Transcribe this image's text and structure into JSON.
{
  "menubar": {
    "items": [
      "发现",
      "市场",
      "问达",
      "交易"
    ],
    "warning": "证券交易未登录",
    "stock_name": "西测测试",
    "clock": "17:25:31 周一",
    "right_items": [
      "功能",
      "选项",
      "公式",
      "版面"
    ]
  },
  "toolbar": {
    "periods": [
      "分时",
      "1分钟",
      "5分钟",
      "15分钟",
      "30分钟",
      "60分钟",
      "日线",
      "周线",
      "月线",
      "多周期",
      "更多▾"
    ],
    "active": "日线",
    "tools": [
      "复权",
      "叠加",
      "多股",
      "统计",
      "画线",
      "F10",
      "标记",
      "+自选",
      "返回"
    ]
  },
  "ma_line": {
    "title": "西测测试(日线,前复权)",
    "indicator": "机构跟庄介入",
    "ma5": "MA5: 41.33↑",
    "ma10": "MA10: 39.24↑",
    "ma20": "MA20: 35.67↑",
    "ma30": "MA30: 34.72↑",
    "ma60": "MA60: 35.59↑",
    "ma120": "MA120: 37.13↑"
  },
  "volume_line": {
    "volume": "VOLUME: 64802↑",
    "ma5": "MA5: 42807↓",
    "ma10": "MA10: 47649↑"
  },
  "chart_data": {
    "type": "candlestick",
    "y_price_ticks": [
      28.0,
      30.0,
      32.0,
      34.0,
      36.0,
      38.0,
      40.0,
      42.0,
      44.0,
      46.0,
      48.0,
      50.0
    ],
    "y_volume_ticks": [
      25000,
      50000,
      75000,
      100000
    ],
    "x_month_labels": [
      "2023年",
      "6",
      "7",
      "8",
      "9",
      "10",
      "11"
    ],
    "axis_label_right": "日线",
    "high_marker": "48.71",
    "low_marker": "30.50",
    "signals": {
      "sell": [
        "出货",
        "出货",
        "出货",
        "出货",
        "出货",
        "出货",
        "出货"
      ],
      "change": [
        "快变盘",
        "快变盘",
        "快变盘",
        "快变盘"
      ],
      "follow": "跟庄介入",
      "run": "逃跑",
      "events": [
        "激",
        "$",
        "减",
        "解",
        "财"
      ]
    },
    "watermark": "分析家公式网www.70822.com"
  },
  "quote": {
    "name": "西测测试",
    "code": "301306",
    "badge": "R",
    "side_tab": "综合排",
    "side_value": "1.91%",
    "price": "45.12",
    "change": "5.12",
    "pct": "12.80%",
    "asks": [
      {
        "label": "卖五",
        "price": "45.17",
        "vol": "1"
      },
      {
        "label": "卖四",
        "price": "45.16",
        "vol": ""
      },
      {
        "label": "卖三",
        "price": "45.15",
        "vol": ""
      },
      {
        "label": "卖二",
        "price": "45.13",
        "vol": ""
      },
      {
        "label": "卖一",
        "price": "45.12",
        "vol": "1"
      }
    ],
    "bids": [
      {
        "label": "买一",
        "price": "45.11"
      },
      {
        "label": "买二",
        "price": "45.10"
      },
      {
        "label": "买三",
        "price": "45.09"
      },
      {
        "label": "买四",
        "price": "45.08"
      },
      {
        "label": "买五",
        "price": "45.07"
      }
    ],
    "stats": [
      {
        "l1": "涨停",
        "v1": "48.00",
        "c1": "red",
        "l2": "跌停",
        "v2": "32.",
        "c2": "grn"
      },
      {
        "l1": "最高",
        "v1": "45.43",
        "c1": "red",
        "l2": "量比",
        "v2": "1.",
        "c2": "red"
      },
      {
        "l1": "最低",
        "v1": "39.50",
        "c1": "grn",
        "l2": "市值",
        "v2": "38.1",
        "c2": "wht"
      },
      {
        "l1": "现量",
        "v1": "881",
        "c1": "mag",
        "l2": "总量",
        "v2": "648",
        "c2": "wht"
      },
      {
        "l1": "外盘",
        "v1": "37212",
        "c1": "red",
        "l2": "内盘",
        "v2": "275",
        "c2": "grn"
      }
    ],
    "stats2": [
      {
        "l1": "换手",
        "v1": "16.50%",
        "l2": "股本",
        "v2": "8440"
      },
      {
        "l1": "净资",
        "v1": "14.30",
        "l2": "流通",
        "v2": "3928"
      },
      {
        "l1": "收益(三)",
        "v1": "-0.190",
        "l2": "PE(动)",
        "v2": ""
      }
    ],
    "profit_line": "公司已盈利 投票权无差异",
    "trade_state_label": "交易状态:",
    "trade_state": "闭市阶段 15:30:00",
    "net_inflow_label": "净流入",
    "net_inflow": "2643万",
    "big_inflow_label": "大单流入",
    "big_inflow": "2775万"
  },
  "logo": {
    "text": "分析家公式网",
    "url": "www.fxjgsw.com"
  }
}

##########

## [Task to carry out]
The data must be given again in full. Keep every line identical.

## [Written answer]
Transcribe this image's text and structure into JSON.
{
  "menubar": {
    "items": [
      "发现",
      "市场",
      "问达",
      "交易"
    ],
    "warning": "证券交易未登录",
    "stock_name": "西测测试",
    "clock": "17:25:31 周一",
    "right_items": [
      "功能",
      "选项",
      "公式",
      "版面"
    ]
  },
  "toolbar": {
    "periods": [
      "分时",
      "1分钟",
      "5分钟",
      "15分钟",
      "30分钟",
      "60分钟",
      "日线",
      "周线",
      "月线",
      "多周期",
      "更多▾"
    ],
    "active": "日线",
    "tools": [
      "复权",
      "叠加",
      "多股",
      "统计",
      "画线",
      "F10",
      "标记",
      "+自选",
      "返回"
    ]
  },
  "ma_line": {
    "title": "西测测试(日线,前复权)",
    "indicator": "机构跟庄介入",
    "ma5": "MA5: 41.33↑",
    "ma10": "MA10: 39.24↑",
    "ma20": "MA20: 35.67↑",
    "ma30": "MA30: 34.72↑",
    "ma60": "MA60: 35.59↑",
    "ma120": "MA120: 37.13↑"
  },
  "volume_line": {
    "volume": "VOLUME: 64802↑",
    "ma5": "MA5: 42807↓",
    "ma10": "MA10: 47649↑"
  },
  "chart_data": {
    "type": "candlestick",
    "y_price_ticks": [
      28.0,
      30.0,
      32.0,
      34.0,
      36.0,
      38.0,
      40.0,
      42.0,
      44.0,
      46.0,
      48.0,
      50.0
    ],
    "y_volume_ticks": [
      25000,
      50000,
      75000,
      100000
    ],
    "x_month_labels": [
      "2023年",
      "6",
      "7",
      "8",
      "9",
      "10",
      "11"
    ],
    "axis_label_right": "日线",
    "high_marker": "48.71",
    "low_marker": "30.50",
    "signals": {
      "sell": [
        "出货",
        "出货",
        "出货",
        "出货",
        "出货",
        "出货",
        "出货"
      ],
      "change": [
        "快变盘",
        "快变盘",
        "快变盘",
        "快变盘"
      ],
      "follow": "跟庄介入",
      "run": "逃跑",
      "events": [
        "激",
        "$",
        "减",
        "解",
        "财"
      ]
    },
    "watermark": "分析家公式网www.70822.com"
  },
  "quote": {
    "name": "西测测试",
    "code": "301306",
    "badge": "R",
    "side_tab": "综合排",
    "side_value": "1.91%",
    "price": "45.12",
    "change": "5.12",
    "pct": "12.80%",
    "asks": [
      {
        "label": "卖五",
        "price": "45.17",
        "vol": "1"
      },
      {
        "label": "卖四",
        "price": "45.16",
        "vol": ""
      },
      {
        "label": "卖三",
        "price": "45.15",
        "vol": ""
      },
      {
        "label": "卖二",
        "price": "45.13",
        "vol": ""
      },
      {
        "label": "卖一",
        "price": "45.12",
        "vol": "1"
      }
    ],
    "bids": [
      {
        "label": "买一",
        "price": "45.11"
      },
      {
        "label": "买二",
        "price": "45.10"
      },
      {
        "label": "买三",
        "price": "45.09"
      },
      {
        "label": "买四",
        "price": "45.08"
      },
      {
        "label": "买五",
        "price": "45.07"
      }
    ],
    "stats": [
      {
        "l1": "涨停",
        "v1": "48.00",
        "c1": "red",
        "l2": "跌停",
        "v2": "32.",
        "c2": "grn"
      },
      {
        "l1": "最高",
        "v1": "45.43",
        "c1": "red",
        "l2": "量比",
        "v2": "1.",
        "c2": "red"
      },
      {
        "l1": "最低",
        "v1": "39.50",
        "c1": "grn",
        "l2": "市值",
        "v2": "38.1",
        "c2": "wht"
      },
      {
        "l1": "现量",
        "v1": "881",
        "c1": "mag",
        "l2": "总量",
        "v2": "648",
        "c2": "wht"
      },
      {
        "l1": "外盘",
        "v1": "37212",
        "c1": "red",
        "l2": "内盘",
        "v2": "275",
        "c2": "grn"
      }
    ],
    "stats2": [
      {
        "l1": "换手",
        "v1": "16.50%",
        "l2": "股本",
        "v2": "8440"
      },
      {
        "l1": "净资",
        "v1": "14.30",
        "l2": "流通",
        "v2": "3928"
      },
      {
        "l1": "收益(三)",
        "v1": "-0.190",
        "l2": "PE(动)",
        "v2": ""
      }
    ],
    "profit_line": "公司已盈利 投票权无差异",
    "trade_state_label": "交易状态:",
    "trade_state": "闭市阶段 15:30:00",
    "net_inflow_label": "净流入",
    "net_inflow": "2643万",
    "big_inflow_label": "大单流入",
    "big_inflow": "2775万"
  },
  "logo": {
    "text": "分析家公式网",
    "url": "www.fxjgsw.com"
  }
}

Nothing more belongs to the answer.